Casey Clark is an undergraduate student in the School of Earth Sciences who is pursuing the school’s subprogram in petroleum geology and geophysics with a business minor in the Fisher College of Business. He left sunny Orlando, Florida, to come to Ohio State, where he plays snare drum in The Ohio State University Marching Band. Off the field, he works at the Columbus Zoo in Jack Hanna’s promotions department as caregiver for animals, and he also participates in education outreach programs for the zoo. This summer, he will attend geology field camp in Utah with the School of Earth Sciences, and he has recently has begun research on the water supply in São Paulo, Brazil, for his senior thesis.
What brought you from Orlando to Columbus?
My mom attended Ohio State, so I grew up a Buckeye. Believe it or not, I always wanted to leave Florida as a kid. I guess I just wanted to do something vastly different from my peers. I also had never experienced winter before, so I really had no idea what I was getting into.

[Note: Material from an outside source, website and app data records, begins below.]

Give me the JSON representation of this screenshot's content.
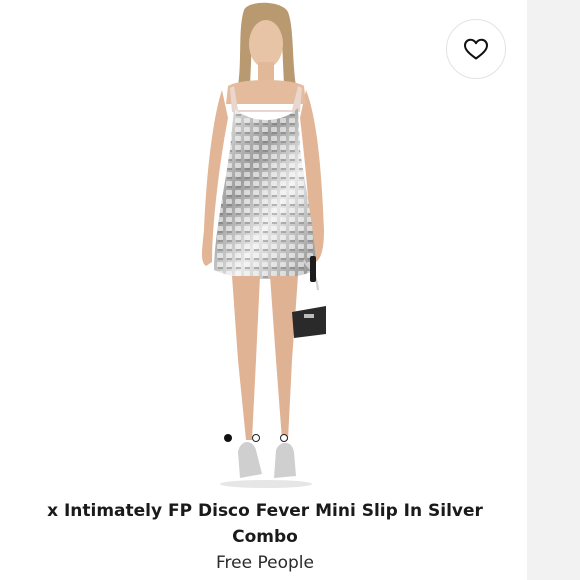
{
  "product": {
    "title": "x Intimately FP Disco Fever Mini Slip In Silver Combo",
    "brand": "Free People"
  },
  "icons": {
    "wishlist": "heart-icon"
  },
  "carousel": {
    "count": 3,
    "active_index": 0
  },
  "colors": {
    "background": "#ffffff",
    "side_panel": "#f2f2f2",
    "text": "#1a1a1a",
    "dress": "#c9c9c9"
  }
}
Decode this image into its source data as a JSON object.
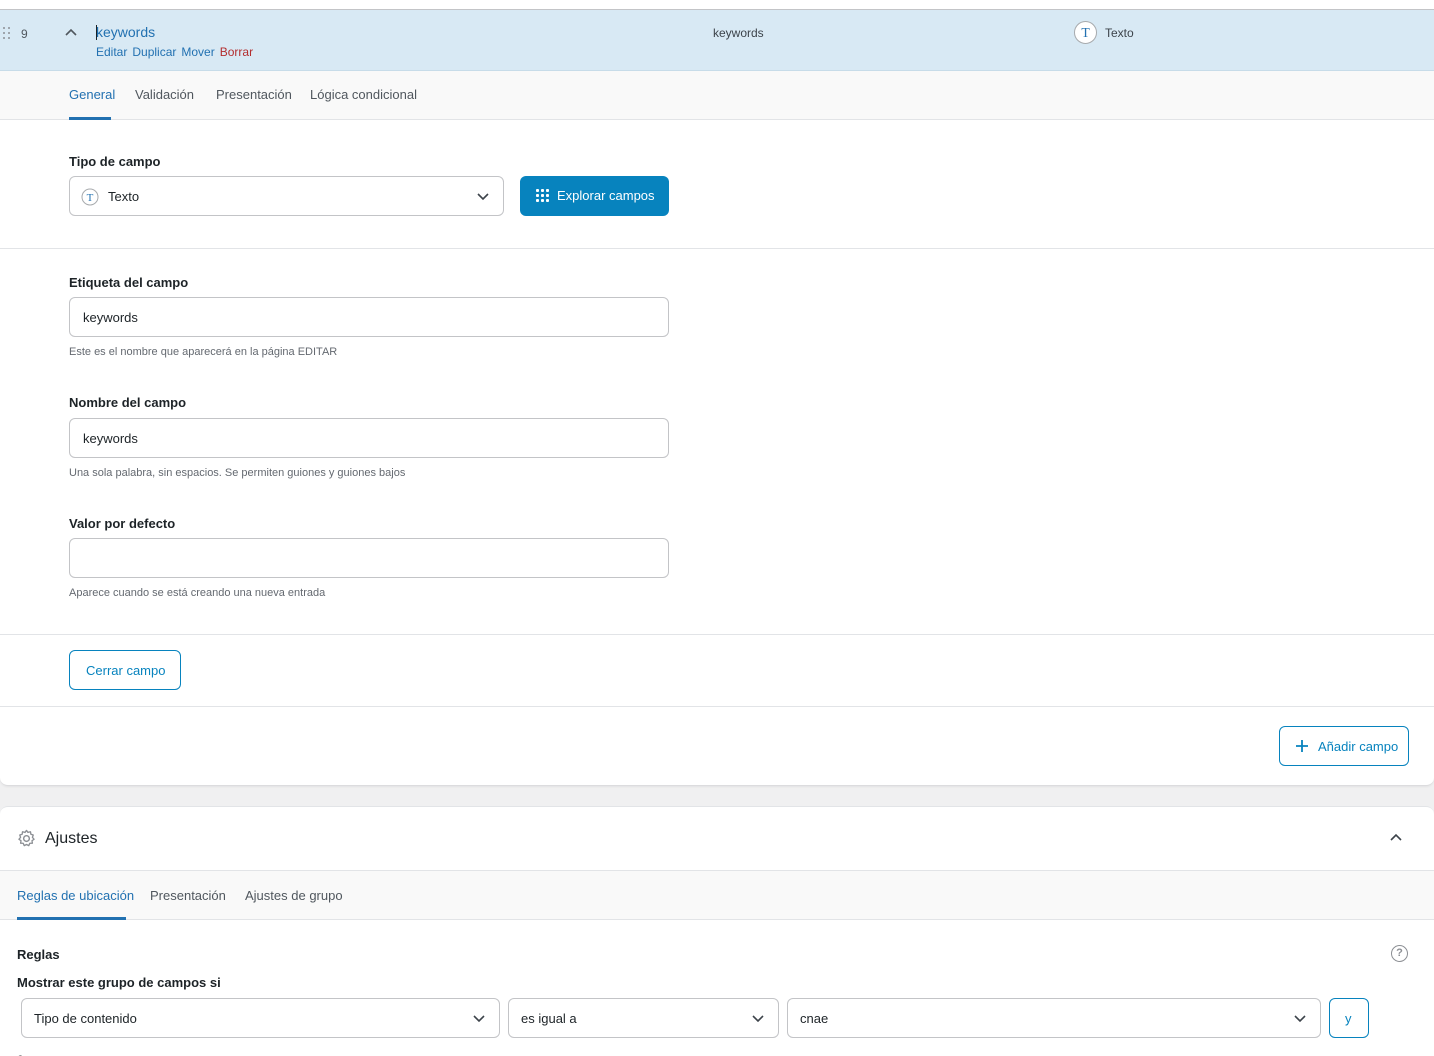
{
  "field_row": {
    "number": "9",
    "title": "keywords",
    "actions": [
      "Editar",
      "Duplicar",
      "Mover",
      "Borrar"
    ],
    "name": "keywords",
    "type_icon": "T",
    "type_label": "Texto"
  },
  "field_tabs": [
    "General",
    "Validación",
    "Presentación",
    "Lógica condicional"
  ],
  "field_type": {
    "label": "Tipo de campo",
    "icon": "T",
    "value": "Texto",
    "explore_button": "Explorar campos"
  },
  "field_label": {
    "label": "Etiqueta del campo",
    "value": "keywords",
    "help": "Este es el nombre que aparecerá en la página EDITAR"
  },
  "field_name": {
    "label": "Nombre del campo",
    "value": "keywords",
    "help": "Una sola palabra, sin espacios. Se permiten guiones y guiones bajos"
  },
  "default_value": {
    "label": "Valor por defecto",
    "value": "",
    "help": "Aparece cuando se está creando una nueva entrada"
  },
  "close_field_button": "Cerrar campo",
  "add_field_button": "Añadir campo",
  "settings": {
    "title": "Ajustes",
    "tabs": [
      "Reglas de ubicación",
      "Presentación",
      "Ajustes de grupo"
    ],
    "rules_title": "Reglas",
    "rules_subtitle": "Mostrar este grupo de campos si",
    "rule": {
      "param": "Tipo de contenido",
      "operator": "es igual a",
      "value": "cnae",
      "and_button": "y"
    },
    "cut_text": "o"
  },
  "colors": {
    "accent": "#2271b1",
    "primary_button": "#0783be",
    "row_highlight": "#d8e9f4",
    "danger": "#b32d2e"
  },
  "icons": [
    "drag-handle-icon",
    "chevron-up-icon",
    "text-type-icon",
    "chevron-down-icon",
    "grid-icon",
    "plus-icon",
    "gear-icon",
    "help-icon"
  ]
}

What is the best part about being in the Ohio State Marching Band?
My absolute favorite part about being in the Marching Band, specifically on the drumline, is the band’s ramp entrance. There is no cooler feeling than coming down the ramp to start pregame to a silent count and hearing thousands of fans cheering for you. The tradition and history of TBDBITL make it an extraordinary organization to be a part of.
How did you prepare for tryouts?
Being from out of state made it tough to prepare for auditions, but Mark Reynolds, our percussion instructor, is great about helping people who reach out. The marching technique is really the hardest thing to pick up.
Why work at the Columbus Zoo?
Working at the Columbus Zoo in the animal programs department has allowed me to inspire and educate people with up-close animal interactions. This directly relates to my academics at Ohio State, as many of my classes have been based around environmental awareness. Allowing people from all backgrounds to see animals up close to create more environmental awareness and concern for species that are suffering in the wild is something that I am passionate about.
What type of fieldwork will you be doing this summer?
This summer I will be traveling to Utah through the School of Earth Sciences to participate in field camp. We will be out in the real world to get hands-on experience with formations and techniques we have used in lab. I’m excited to get out in the field with my peers.
Why would you recommend the School of Earth Sciences to a prospective student?
I would recommend Ohio State's School of Earth Sciences, because it has allowed me to connect with world-renowned professors on a first-name basis. The school really encourages undergraduate students to take part in research, which is one of the huge advantages we have at a large research institution like Ohio State. Every professor I've encountered in the school has been willing to go out of their way to help a student grasp material or get started in research.
Earth sciences student & @TBDBITL member, Casey Clark, is spending summer at geology field camp in Utah #ASCDaily